Diasporean reflections on identity, and returning to the city with fresh eyes | EBELE MOGO
This will be a new story about an old place-Lagos, Nigeria. About home, and returning to it for the first time. Once familiar, that ritual of returning becomes like waist beads one rubs in the intimacy of the shower, reminders of the self that survives all the change that life brings; the ‘you’ that remains even as you slip in and out of accents, norms and systems.
When you return ‘home’ whatever that may be for you, there is this new thing in your eyes. Everyone else can tell it too.They know you smell like you are not from here- whether its the accent, the outfit, or the mannerisms that give you away.
Returning sensitizes you to smells- the airport, the wind, the rain, people, the market- reminders that pictures say all and yet say nothing. After all, it is not the bench in the corner, but the time you cracked almonds open on it, in the afternoons after primary school.
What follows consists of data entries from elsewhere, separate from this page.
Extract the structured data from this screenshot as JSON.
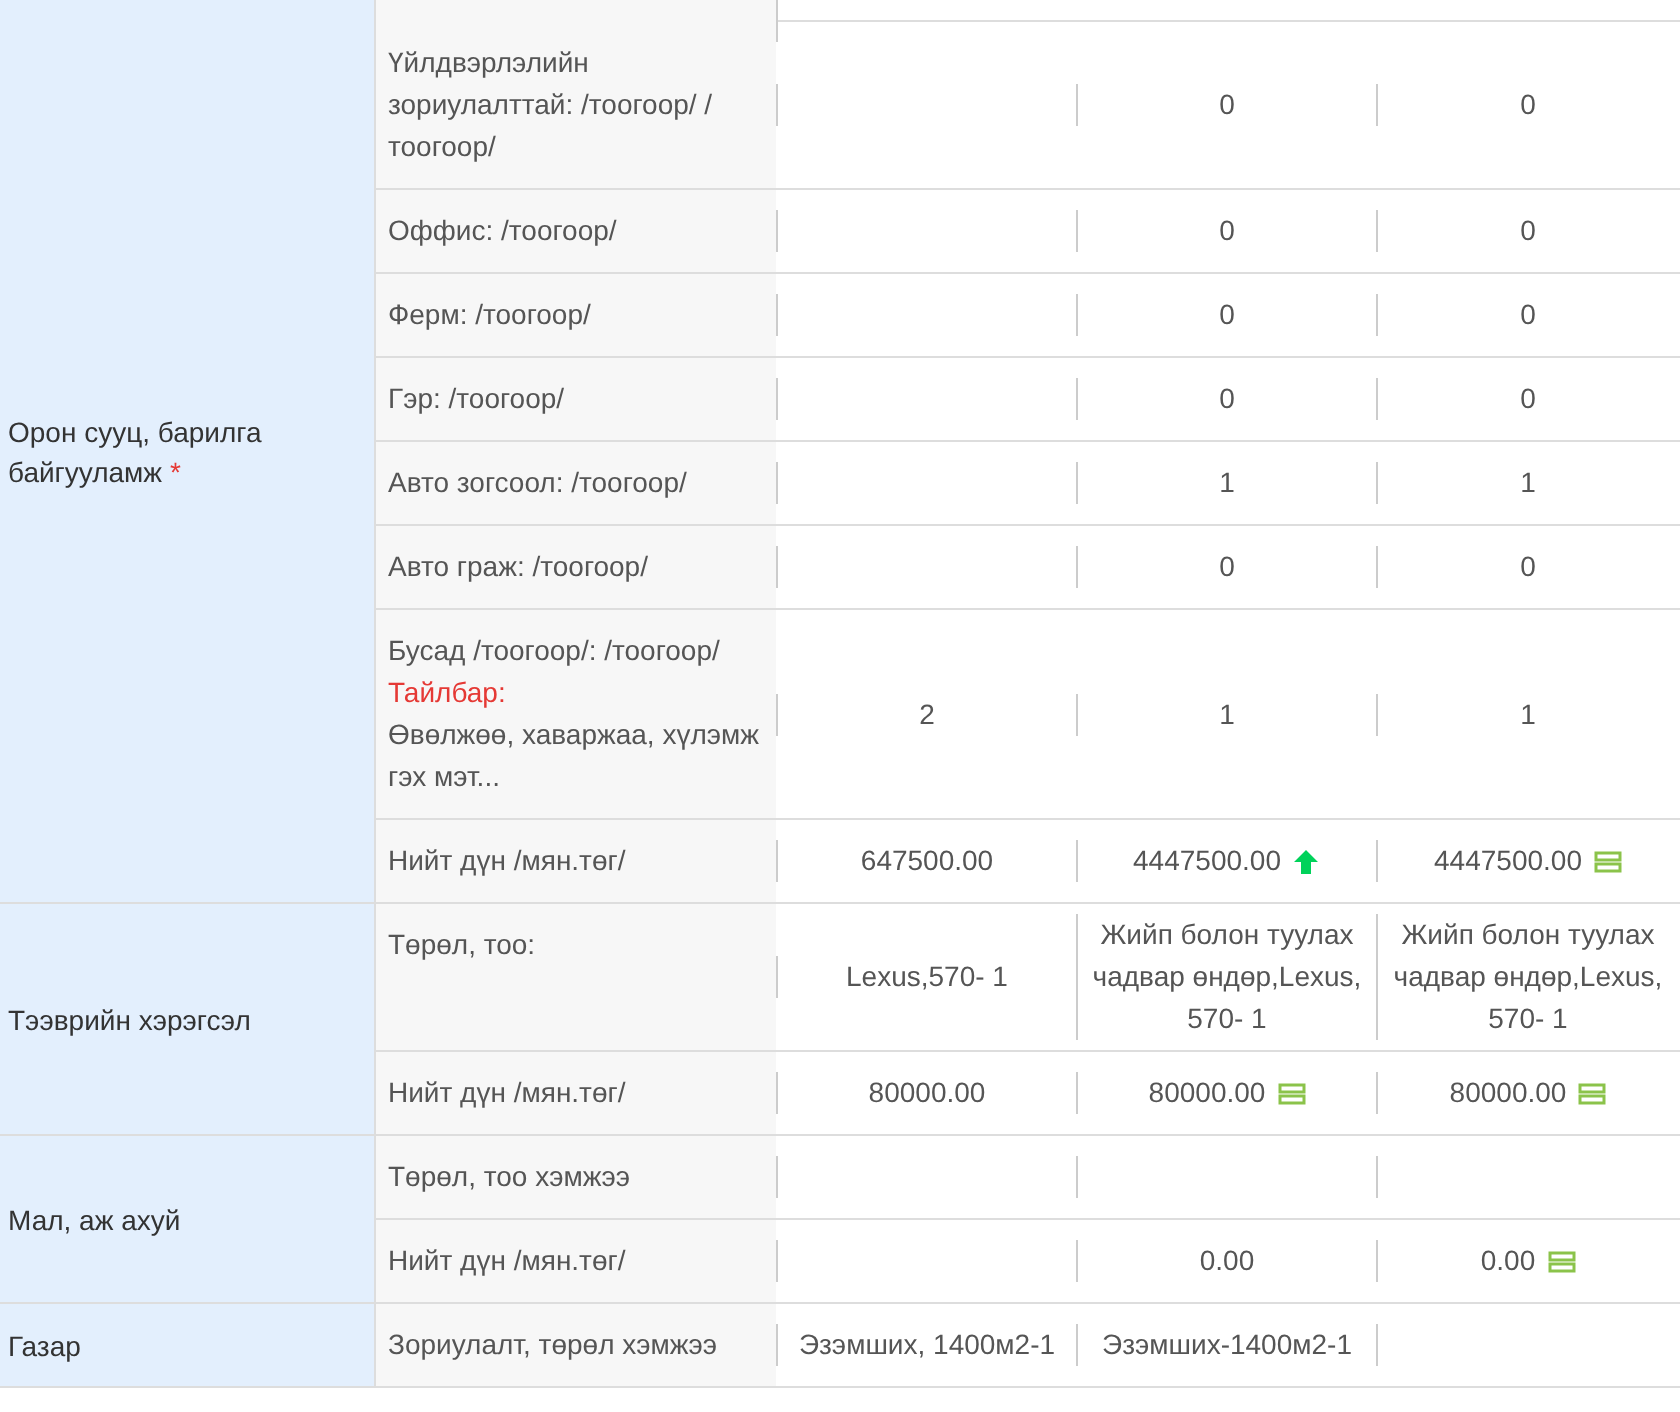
{
  "sections": [
    {
      "category": "Орон сууц, барилга байгууламж",
      "required_mark": "*",
      "rows": [
        {
          "label": "Үйлдвэрлэлийн зориулалттай: /тоогоор/ /тоогоор/",
          "values": [
            {
              "kind": "blank"
            },
            {
              "kind": "text",
              "text": "0"
            },
            {
              "kind": "text",
              "text": "0"
            }
          ]
        },
        {
          "label": "Оффис: /тоогоор/",
          "values": [
            {
              "kind": "blank"
            },
            {
              "kind": "text",
              "text": "0"
            },
            {
              "kind": "text",
              "text": "0"
            }
          ]
        },
        {
          "label": "Ферм: /тоогоор/",
          "values": [
            {
              "kind": "blank"
            },
            {
              "kind": "text",
              "text": "0"
            },
            {
              "kind": "text",
              "text": "0"
            }
          ]
        },
        {
          "label": "Гэр: /тоогоор/",
          "values": [
            {
              "kind": "blank"
            },
            {
              "kind": "text",
              "text": "0"
            },
            {
              "kind": "text",
              "text": "0"
            }
          ]
        },
        {
          "label": "Авто зогсоол: /тоогоор/",
          "values": [
            {
              "kind": "blank"
            },
            {
              "kind": "text",
              "text": "1"
            },
            {
              "kind": "text",
              "text": "1"
            }
          ]
        },
        {
          "label": "Авто граж: /тоогоор/",
          "values": [
            {
              "kind": "blank"
            },
            {
              "kind": "text",
              "text": "0"
            },
            {
              "kind": "text",
              "text": "0"
            }
          ]
        },
        {
          "label": "Бусад /тоогоор/: /тоогоор/",
          "note_label": "Тайлбар:",
          "note": "Өвөлжөө, хаваржаа, хүлэмж гэх мэт...",
          "values": [
            {
              "kind": "text",
              "text": "2"
            },
            {
              "kind": "text",
              "text": "1"
            },
            {
              "kind": "text",
              "text": "1"
            }
          ]
        },
        {
          "label": "Нийт дүн /мян.төг/",
          "values": [
            {
              "kind": "text",
              "text": "647500.00"
            },
            {
              "kind": "rising",
              "text": "4447500.00"
            },
            {
              "kind": "unchanged",
              "text": "4447500.00"
            }
          ]
        }
      ]
    },
    {
      "category": "Тээврийн хэрэгсэл",
      "rows": [
        {
          "label": "Төрөл, тоо:",
          "values": [
            {
              "kind": "text",
              "text": "Lexus,570- 1"
            },
            {
              "kind": "text",
              "text": "Жийп болон туулах чадвар өндөр,Lexus, 570- 1"
            },
            {
              "kind": "text",
              "text": "Жийп болон туулах чадвар өндөр,Lexus, 570- 1"
            }
          ]
        },
        {
          "label": "Нийт дүн /мян.төг/",
          "values": [
            {
              "kind": "text",
              "text": "80000.00"
            },
            {
              "kind": "unchanged",
              "text": "80000.00"
            },
            {
              "kind": "unchanged",
              "text": "80000.00"
            }
          ]
        }
      ]
    },
    {
      "category": "Мал, аж ахуй",
      "rows": [
        {
          "label": "Төрөл, тоо хэмжээ",
          "values": [
            {
              "kind": "blank"
            },
            {
              "kind": "blank"
            },
            {
              "kind": "blank"
            }
          ]
        },
        {
          "label": "Нийт дүн /мян.төг/",
          "values": [
            {
              "kind": "blank"
            },
            {
              "kind": "text",
              "text": "0.00"
            },
            {
              "kind": "unchanged",
              "text": "0.00"
            }
          ]
        }
      ]
    },
    {
      "category": "Газар",
      "rows": [
        {
          "label": "Зориулалт, төрөл хэмжээ",
          "values": [
            {
              "kind": "text",
              "text": "Эзэмших, 1400м2-1"
            },
            {
              "kind": "text",
              "text": "Эзэмших-1400м2-1"
            },
            {
              "kind": "blank"
            }
          ]
        }
      ]
    }
  ]
}
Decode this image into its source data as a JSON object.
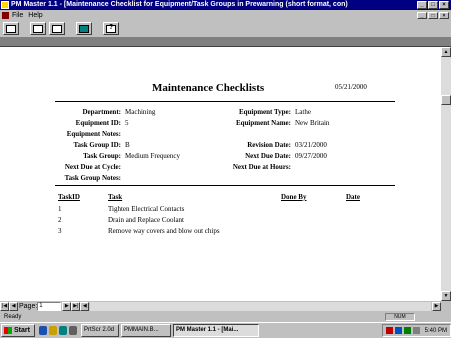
{
  "window": {
    "title": "PM Master 1.1 - [Maintenance Checklist for Equipment/Task Groups in Prewarning (short format, con)",
    "btn_min": "_",
    "btn_max": "□",
    "btn_close": "×"
  },
  "menu": {
    "items": [
      "File",
      "Help"
    ]
  },
  "report": {
    "title": "Maintenance Checklists",
    "date": "05/21/2000",
    "fields": {
      "department_label": "Department:",
      "department_value": "Machining",
      "equipment_id_label": "Equipment ID:",
      "equipment_id_value": "5",
      "equipment_notes_label": "Equipment Notes:",
      "task_group_id_label": "Task Group ID:",
      "task_group_id_value": "B",
      "task_group_label": "Task Group:",
      "task_group_value": "Medium Frequency",
      "next_due_cycle_label": "Next Due at Cycle:",
      "task_group_notes_label": "Task Group Notes:",
      "equipment_type_label": "Equipment Type:",
      "equipment_type_value": "Lathe",
      "equipment_name_label": "Equipment Name:",
      "equipment_name_value": "New Britain",
      "revision_date_label": "Revision Date:",
      "revision_date_value": "03/21/2000",
      "next_due_date_label": "Next Due Date:",
      "next_due_date_value": "09/27/2000",
      "next_due_hours_label": "Next Due at Hours:"
    },
    "columns": [
      "TaskID",
      "Task",
      "Done By",
      "Date"
    ],
    "tasks": [
      {
        "id": "1",
        "task": "Tighten Electrical Contacts"
      },
      {
        "id": "2",
        "task": "Drain and Replace Coolant"
      },
      {
        "id": "3",
        "task": "Remove way covers and blow out chips"
      }
    ]
  },
  "nav": {
    "page_label": "Page:",
    "page_value": "1"
  },
  "status": {
    "text": "Ready",
    "num": "NUM"
  },
  "taskbar": {
    "start": "Start",
    "buttons": [
      "PrtScr 2.0d",
      "PMMAIN.B...",
      "PM Master 1.1 - [Mai..."
    ],
    "clock": "5:40 PM"
  },
  "colors": {
    "titlebar": "#000080",
    "desktop": "#008080",
    "face": "#c0c0c0"
  }
}
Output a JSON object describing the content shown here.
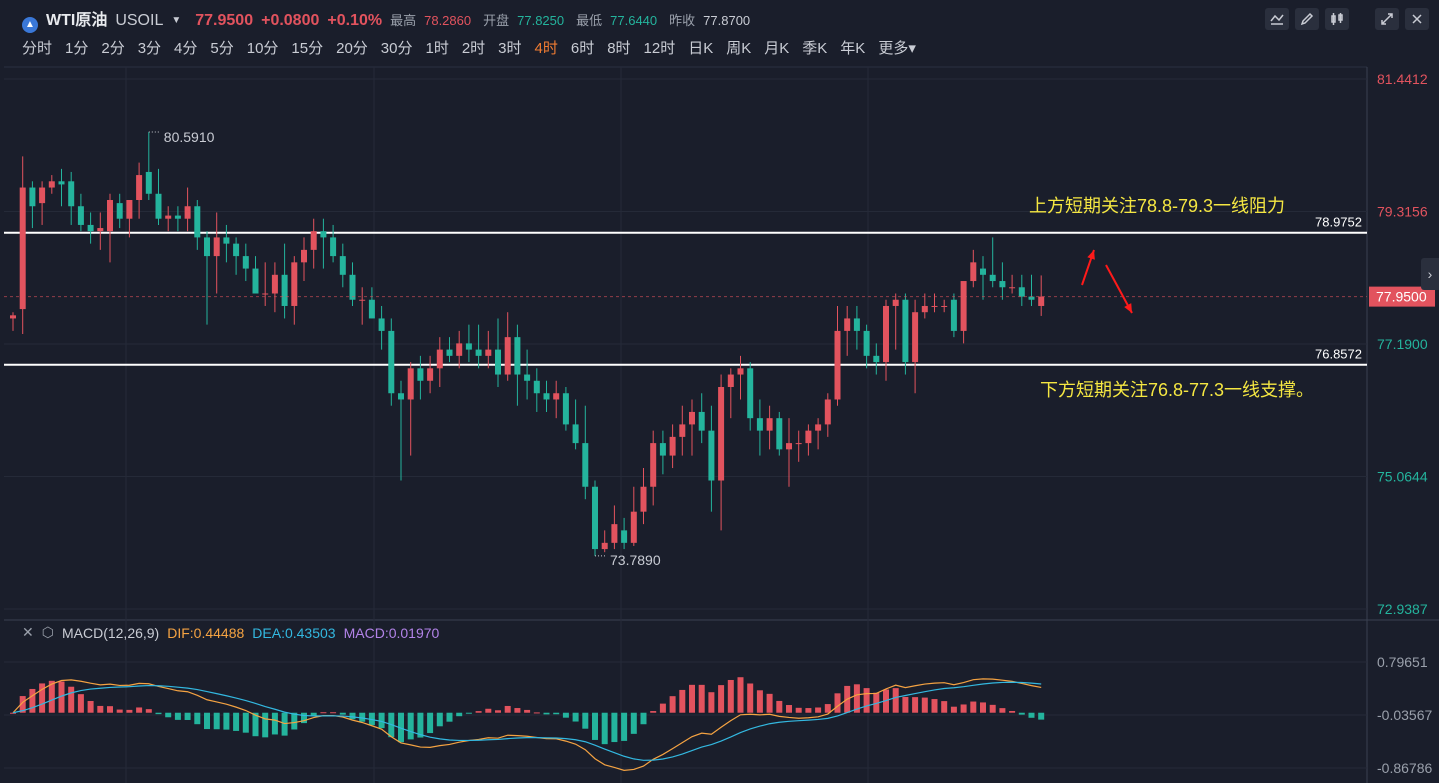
{
  "header": {
    "symbol_name": "WTI原油",
    "symbol_code": "USOIL",
    "price": "77.9500",
    "change": "+0.0800",
    "change_pct": "+0.10%",
    "high_label": "最高",
    "high": "78.2860",
    "open_label": "开盘",
    "open": "77.8250",
    "low_label": "最低",
    "low": "77.6440",
    "prev_label": "昨收",
    "prev": "77.8700"
  },
  "toolbar_icons": [
    "line-chart-icon",
    "draw-pen-icon",
    "candlestick-icon",
    "fullscreen-icon",
    "close-icon"
  ],
  "timeframes": [
    "分时",
    "1分",
    "2分",
    "3分",
    "4分",
    "5分",
    "10分",
    "15分",
    "20分",
    "30分",
    "1时",
    "2时",
    "3时",
    "4时",
    "6时",
    "8时",
    "12时",
    "日K",
    "周K",
    "月K",
    "季K",
    "年K",
    "更多"
  ],
  "active_timeframe": "4时",
  "colors": {
    "up": "#e2535e",
    "down": "#24b49d",
    "dif": "#f5a342",
    "dea": "#33b8e0",
    "macd": "#b283e8",
    "annotation": "#f5e742",
    "active_tab": "#f07c32"
  },
  "chart_data": [
    {
      "type": "candlestick",
      "title": "WTI原油 USOIL 4时",
      "yaxis_ticks": [
        "81.4412",
        "79.3156",
        "77.1900",
        "75.0644",
        "72.9387"
      ],
      "ylim": [
        72.9387,
        81.4412
      ],
      "current_price_label": "77.9500",
      "high_marker": "80.5910",
      "low_marker": "73.7890",
      "hlines": [
        {
          "value": 78.9752,
          "label": "78.9752"
        },
        {
          "value": 76.8572,
          "label": "76.8572"
        }
      ],
      "annotations": [
        "上方短期关注78.8-79.3一线阻力",
        "下方短期关注76.8-77.3一线支撑。"
      ],
      "candles": [
        [
          77.6,
          77.7,
          77.4,
          77.65
        ],
        [
          77.75,
          80.2,
          77.35,
          79.7
        ],
        [
          79.7,
          79.8,
          79.05,
          79.4
        ],
        [
          79.45,
          79.8,
          79.1,
          79.7
        ],
        [
          79.7,
          79.9,
          79.6,
          79.8
        ],
        [
          79.8,
          80.0,
          79.4,
          79.75
        ],
        [
          79.8,
          79.95,
          79.1,
          79.4
        ],
        [
          79.4,
          79.6,
          79.0,
          79.1
        ],
        [
          79.1,
          79.3,
          78.8,
          79.0
        ],
        [
          79.0,
          79.3,
          78.7,
          79.05
        ],
        [
          79.0,
          79.6,
          78.5,
          79.5
        ],
        [
          79.45,
          79.6,
          79.05,
          79.2
        ],
        [
          79.2,
          79.5,
          78.9,
          79.5
        ],
        [
          79.5,
          80.1,
          79.2,
          79.9
        ],
        [
          79.95,
          80.59,
          79.5,
          79.6
        ],
        [
          79.6,
          80.0,
          79.1,
          79.2
        ],
        [
          79.2,
          79.4,
          79.0,
          79.25
        ],
        [
          79.25,
          79.4,
          79.0,
          79.2
        ],
        [
          79.2,
          79.7,
          79.0,
          79.4
        ],
        [
          79.4,
          79.5,
          78.7,
          78.9
        ],
        [
          78.9,
          79.0,
          77.5,
          78.6
        ],
        [
          78.6,
          79.3,
          78.0,
          78.9
        ],
        [
          78.9,
          79.1,
          78.5,
          78.8
        ],
        [
          78.8,
          78.9,
          78.3,
          78.6
        ],
        [
          78.6,
          78.8,
          78.2,
          78.4
        ],
        [
          78.4,
          78.6,
          78.0,
          78.0
        ],
        [
          78.0,
          78.5,
          77.8,
          78.0
        ],
        [
          78.0,
          78.5,
          77.7,
          78.3
        ],
        [
          78.3,
          78.8,
          77.6,
          77.8
        ],
        [
          77.8,
          78.6,
          77.5,
          78.5
        ],
        [
          78.5,
          78.9,
          78.2,
          78.7
        ],
        [
          78.7,
          79.2,
          78.4,
          79.0
        ],
        [
          79.0,
          79.2,
          78.4,
          78.9
        ],
        [
          78.9,
          79.1,
          78.5,
          78.6
        ],
        [
          78.6,
          78.8,
          78.1,
          78.3
        ],
        [
          78.3,
          78.5,
          77.8,
          77.9
        ],
        [
          77.9,
          78.1,
          77.5,
          77.9
        ],
        [
          77.9,
          78.1,
          77.6,
          77.6
        ],
        [
          77.6,
          77.8,
          77.1,
          77.4
        ],
        [
          77.4,
          77.6,
          76.2,
          76.4
        ],
        [
          76.4,
          76.6,
          75.0,
          76.3
        ],
        [
          76.3,
          76.9,
          75.4,
          76.8
        ],
        [
          76.8,
          77.0,
          76.3,
          76.6
        ],
        [
          76.6,
          77.0,
          76.4,
          76.8
        ],
        [
          76.8,
          77.3,
          76.5,
          77.1
        ],
        [
          77.1,
          77.3,
          76.9,
          77.0
        ],
        [
          77.0,
          77.4,
          76.8,
          77.2
        ],
        [
          77.2,
          77.5,
          76.9,
          77.1
        ],
        [
          77.1,
          77.5,
          76.8,
          77.0
        ],
        [
          77.0,
          77.4,
          76.8,
          77.1
        ],
        [
          77.1,
          77.6,
          76.5,
          76.7
        ],
        [
          76.7,
          77.7,
          76.6,
          77.3
        ],
        [
          77.3,
          77.5,
          76.2,
          76.7
        ],
        [
          76.7,
          77.1,
          76.3,
          76.6
        ],
        [
          76.6,
          76.8,
          76.1,
          76.4
        ],
        [
          76.4,
          76.6,
          76.1,
          76.3
        ],
        [
          76.3,
          76.6,
          76.0,
          76.4
        ],
        [
          76.4,
          76.5,
          75.8,
          75.9
        ],
        [
          75.9,
          76.3,
          75.5,
          75.6
        ],
        [
          75.6,
          76.2,
          74.7,
          74.9
        ],
        [
          74.9,
          75.0,
          73.79,
          73.9
        ],
        [
          73.9,
          74.2,
          73.85,
          74.0
        ],
        [
          74.0,
          74.6,
          73.9,
          74.3
        ],
        [
          74.2,
          74.4,
          73.9,
          74.0
        ],
        [
          74.0,
          74.9,
          73.95,
          74.5
        ],
        [
          74.5,
          75.2,
          74.3,
          74.9
        ],
        [
          74.9,
          75.8,
          74.6,
          75.6
        ],
        [
          75.6,
          75.8,
          75.1,
          75.4
        ],
        [
          75.4,
          75.9,
          75.2,
          75.7
        ],
        [
          75.7,
          76.2,
          75.4,
          75.9
        ],
        [
          75.9,
          76.3,
          75.4,
          76.1
        ],
        [
          76.1,
          76.4,
          75.6,
          75.8
        ],
        [
          75.8,
          76.2,
          74.5,
          75.0
        ],
        [
          75.0,
          76.7,
          74.2,
          76.5
        ],
        [
          76.5,
          76.8,
          76.0,
          76.7
        ],
        [
          76.7,
          77.0,
          76.3,
          76.8
        ],
        [
          76.8,
          76.9,
          75.8,
          76.0
        ],
        [
          76.0,
          76.3,
          75.4,
          75.8
        ],
        [
          75.8,
          76.2,
          75.5,
          76.0
        ],
        [
          76.0,
          76.1,
          75.4,
          75.5
        ],
        [
          75.5,
          76.0,
          74.9,
          75.6
        ],
        [
          75.6,
          75.8,
          75.3,
          75.6
        ],
        [
          75.6,
          75.9,
          75.4,
          75.8
        ],
        [
          75.8,
          76.0,
          75.5,
          75.9
        ],
        [
          75.9,
          76.4,
          75.7,
          76.3
        ],
        [
          76.3,
          77.8,
          76.2,
          77.4
        ],
        [
          77.4,
          77.8,
          77.0,
          77.6
        ],
        [
          77.6,
          77.8,
          77.1,
          77.4
        ],
        [
          77.4,
          77.5,
          76.8,
          77.0
        ],
        [
          77.0,
          77.2,
          76.7,
          76.9
        ],
        [
          76.9,
          77.9,
          76.6,
          77.8
        ],
        [
          77.8,
          78.0,
          77.1,
          77.9
        ],
        [
          77.9,
          78.0,
          76.7,
          76.9
        ],
        [
          76.9,
          77.9,
          76.4,
          77.7
        ],
        [
          77.7,
          78.0,
          77.6,
          77.8
        ],
        [
          77.8,
          78.0,
          77.7,
          77.8
        ],
        [
          77.8,
          77.9,
          77.7,
          77.8
        ],
        [
          77.9,
          78.0,
          77.3,
          77.4
        ],
        [
          77.4,
          78.0,
          77.2,
          78.2
        ],
        [
          78.2,
          78.7,
          78.1,
          78.5
        ],
        [
          78.4,
          78.6,
          77.9,
          78.3
        ],
        [
          78.3,
          78.9,
          78.1,
          78.2
        ],
        [
          78.2,
          78.5,
          77.9,
          78.1
        ],
        [
          78.1,
          78.3,
          78.0,
          78.1
        ],
        [
          78.1,
          78.3,
          77.8,
          77.95
        ],
        [
          77.95,
          78.3,
          77.8,
          77.9
        ],
        [
          77.8,
          78.29,
          77.64,
          77.95
        ]
      ]
    },
    {
      "type": "macd",
      "title": "MACD(12,26,9)",
      "params": "MACD(12,26,9)",
      "dif_label": "DIF:0.44488",
      "dea_label": "DEA:0.43503",
      "macd_label": "MACD:0.01970",
      "yaxis_ticks": [
        "0.79651",
        "-0.03567",
        "-0.86786"
      ],
      "ylim": [
        -0.86786,
        0.79651
      ]
    }
  ]
}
Not the pictures of the overpopulation but that life here is lived as hustle and bustle and haggle for a good bargain.
You relish the little things- a ripe ‘udala’ fruit you have long craved and its sticky sap. The smell of the rain pounding unapologetically, like everyone and everything here. You notice that your threshold for bad customer service is lower, thanks to North American enculturation. And it is a strange balancing act- while there is something annoying about someone not thinking twice about grazing your shoulder at the bank counter, it is also humanizing that here people can make contact with one another’s bodies. You slip into the rhythms here, given time. Weddings every weekend. Men hitting on you even when your no is as emphatic as a thud.
Life here is hard. People wake up early to hawk wares and work for today’s food. After all this is Lagos, in Africa where people are said to live under a dollar a day. Yet being here you have to ask- what does gross domestic product have to do with happiness? With the way the beggars play on the streets and the hard joy in their eyes that tells you that you do not have anything to give them, but your money? That they can find their way in the chaos?
Don’t forget, chaos is a lifesaver too. You remember that as you wind down your glass to buy food in the middle of traffic. And when the little one is pressed and no one is startled that he went to the gutter and took a piss. And when your flight is tomorrow and with a little change you get the immigration officer to process your documents expressly.
These too are little graces.